## INSTRUCTIONS FOR THE TASK
For the listing beneath, state how many lines contain the string "initials". Give the number by itself.

## EXERCISE MATERIAL
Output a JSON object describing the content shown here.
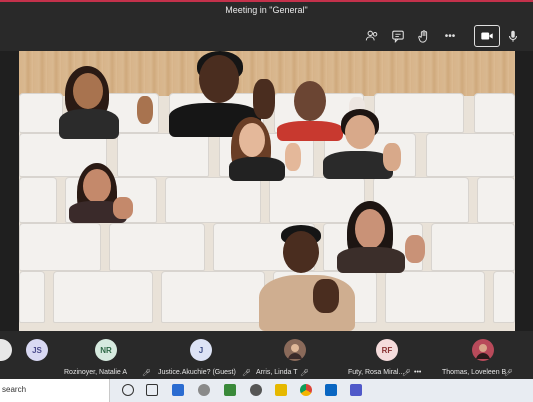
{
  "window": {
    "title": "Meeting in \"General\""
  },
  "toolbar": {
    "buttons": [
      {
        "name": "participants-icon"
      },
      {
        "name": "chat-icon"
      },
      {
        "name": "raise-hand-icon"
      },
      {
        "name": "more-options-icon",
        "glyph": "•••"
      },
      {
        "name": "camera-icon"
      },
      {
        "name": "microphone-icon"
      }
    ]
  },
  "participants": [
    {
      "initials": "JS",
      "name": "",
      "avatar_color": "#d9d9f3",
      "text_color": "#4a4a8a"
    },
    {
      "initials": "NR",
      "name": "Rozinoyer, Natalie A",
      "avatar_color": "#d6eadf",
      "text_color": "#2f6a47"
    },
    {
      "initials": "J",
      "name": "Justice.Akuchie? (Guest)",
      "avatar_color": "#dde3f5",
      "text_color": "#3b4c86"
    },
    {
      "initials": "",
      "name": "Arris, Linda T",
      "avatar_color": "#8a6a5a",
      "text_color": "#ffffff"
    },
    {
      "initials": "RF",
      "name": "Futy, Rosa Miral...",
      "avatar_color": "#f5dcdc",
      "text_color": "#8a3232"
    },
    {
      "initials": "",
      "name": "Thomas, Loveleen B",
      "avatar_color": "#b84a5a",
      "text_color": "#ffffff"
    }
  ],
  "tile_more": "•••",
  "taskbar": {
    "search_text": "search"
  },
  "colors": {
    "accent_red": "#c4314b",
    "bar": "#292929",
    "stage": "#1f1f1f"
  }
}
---
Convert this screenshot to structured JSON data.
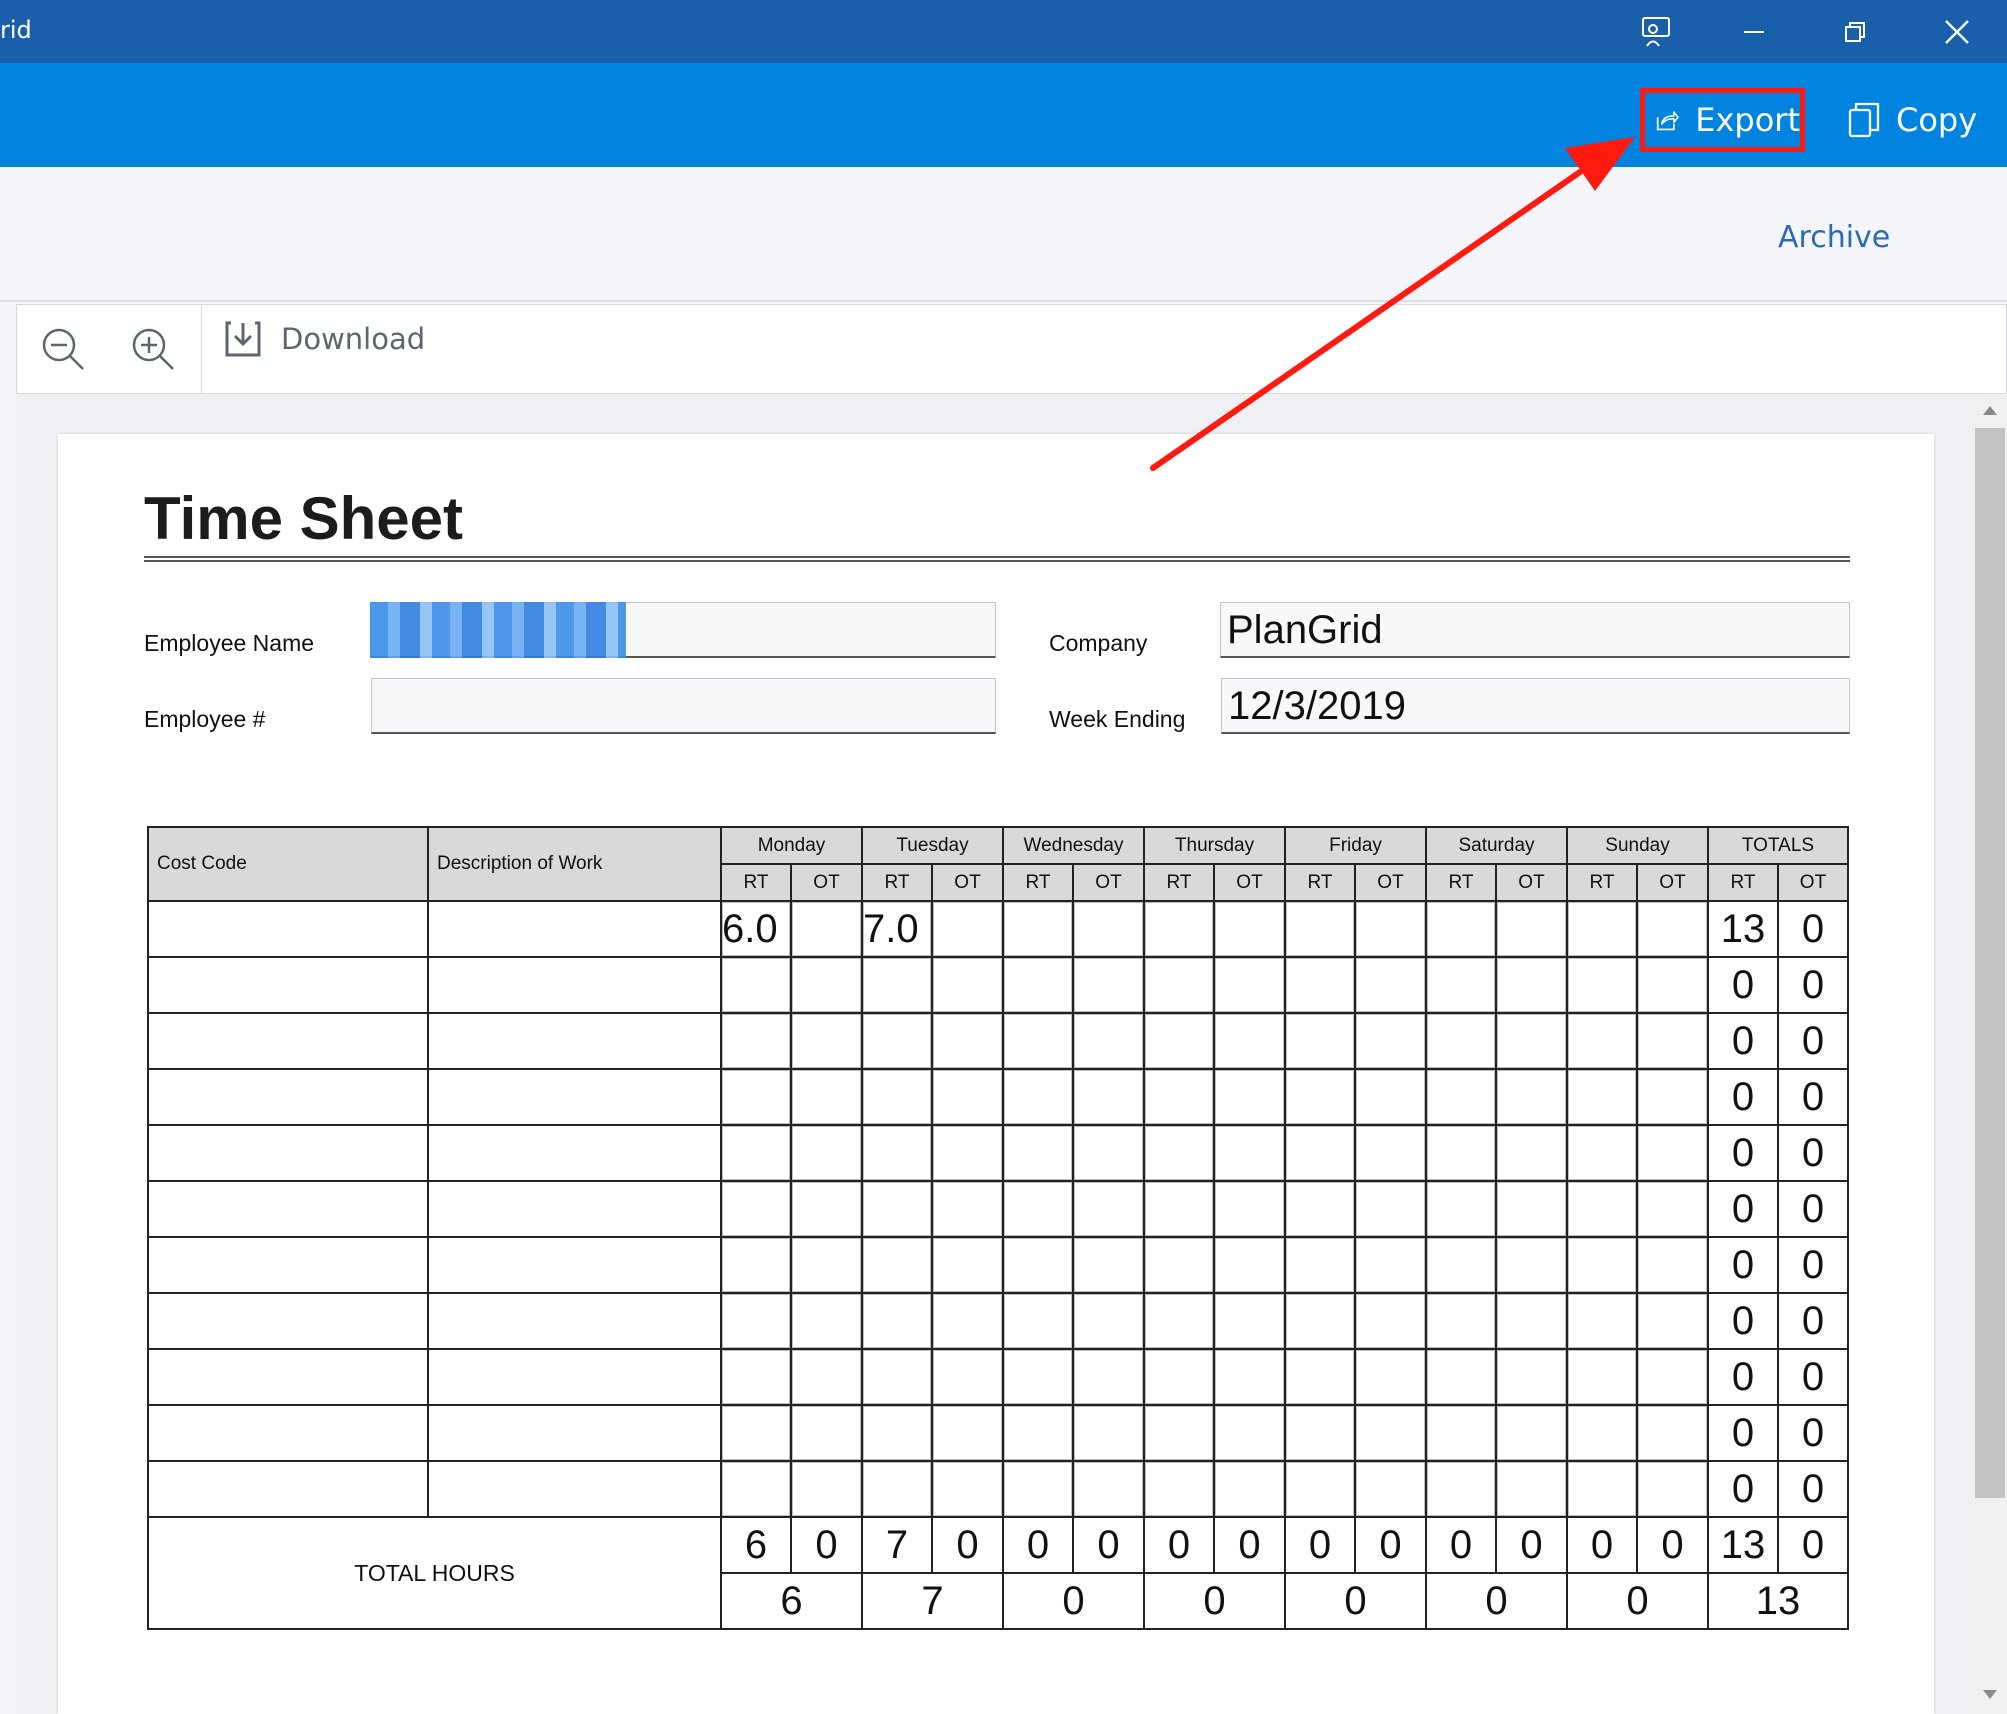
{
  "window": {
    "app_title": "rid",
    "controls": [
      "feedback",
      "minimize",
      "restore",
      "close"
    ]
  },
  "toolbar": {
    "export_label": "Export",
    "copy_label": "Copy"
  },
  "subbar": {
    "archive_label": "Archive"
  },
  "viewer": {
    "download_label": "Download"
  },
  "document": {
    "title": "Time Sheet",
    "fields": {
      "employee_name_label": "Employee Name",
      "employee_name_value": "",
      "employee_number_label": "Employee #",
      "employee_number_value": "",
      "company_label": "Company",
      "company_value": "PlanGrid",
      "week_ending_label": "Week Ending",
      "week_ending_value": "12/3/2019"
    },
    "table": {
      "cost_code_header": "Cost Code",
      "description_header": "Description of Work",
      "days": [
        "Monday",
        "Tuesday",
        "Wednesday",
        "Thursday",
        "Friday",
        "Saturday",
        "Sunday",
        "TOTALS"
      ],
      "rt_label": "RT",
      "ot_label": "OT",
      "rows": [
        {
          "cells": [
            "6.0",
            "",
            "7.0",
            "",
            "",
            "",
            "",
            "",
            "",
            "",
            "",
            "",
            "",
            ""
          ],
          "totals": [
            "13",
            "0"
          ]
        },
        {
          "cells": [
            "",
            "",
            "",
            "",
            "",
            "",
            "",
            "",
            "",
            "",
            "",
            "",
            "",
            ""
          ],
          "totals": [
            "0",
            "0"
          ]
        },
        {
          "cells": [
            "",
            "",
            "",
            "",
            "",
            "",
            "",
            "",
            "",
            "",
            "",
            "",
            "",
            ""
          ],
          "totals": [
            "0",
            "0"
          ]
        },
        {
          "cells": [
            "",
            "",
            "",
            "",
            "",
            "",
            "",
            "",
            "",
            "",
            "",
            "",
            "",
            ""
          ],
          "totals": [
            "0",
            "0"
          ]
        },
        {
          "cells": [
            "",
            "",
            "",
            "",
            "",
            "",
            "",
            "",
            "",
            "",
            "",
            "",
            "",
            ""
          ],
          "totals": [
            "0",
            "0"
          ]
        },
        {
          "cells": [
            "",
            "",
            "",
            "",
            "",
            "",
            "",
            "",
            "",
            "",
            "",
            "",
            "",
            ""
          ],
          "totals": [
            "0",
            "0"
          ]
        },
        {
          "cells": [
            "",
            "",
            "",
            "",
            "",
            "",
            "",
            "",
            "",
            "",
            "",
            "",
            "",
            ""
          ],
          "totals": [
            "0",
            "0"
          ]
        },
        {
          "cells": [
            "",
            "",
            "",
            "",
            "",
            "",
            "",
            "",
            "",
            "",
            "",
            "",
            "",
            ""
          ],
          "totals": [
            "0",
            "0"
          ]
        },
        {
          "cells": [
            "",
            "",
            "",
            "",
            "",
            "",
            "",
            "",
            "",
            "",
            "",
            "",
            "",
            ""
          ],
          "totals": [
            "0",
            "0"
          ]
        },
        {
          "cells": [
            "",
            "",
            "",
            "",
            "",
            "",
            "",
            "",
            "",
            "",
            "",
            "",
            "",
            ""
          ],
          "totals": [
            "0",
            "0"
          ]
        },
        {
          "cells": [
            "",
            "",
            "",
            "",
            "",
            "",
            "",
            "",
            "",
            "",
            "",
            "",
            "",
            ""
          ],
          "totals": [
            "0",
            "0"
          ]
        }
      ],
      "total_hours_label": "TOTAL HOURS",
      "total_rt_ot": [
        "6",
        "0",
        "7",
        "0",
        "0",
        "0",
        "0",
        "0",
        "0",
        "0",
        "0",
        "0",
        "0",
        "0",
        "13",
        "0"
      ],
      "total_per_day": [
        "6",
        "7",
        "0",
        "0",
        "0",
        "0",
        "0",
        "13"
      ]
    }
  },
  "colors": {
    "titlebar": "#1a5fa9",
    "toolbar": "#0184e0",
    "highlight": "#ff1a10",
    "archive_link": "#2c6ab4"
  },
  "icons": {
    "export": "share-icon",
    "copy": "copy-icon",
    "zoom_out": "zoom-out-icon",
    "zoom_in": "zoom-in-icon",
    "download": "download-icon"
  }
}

## ANSWER TO THE PROBLEM
6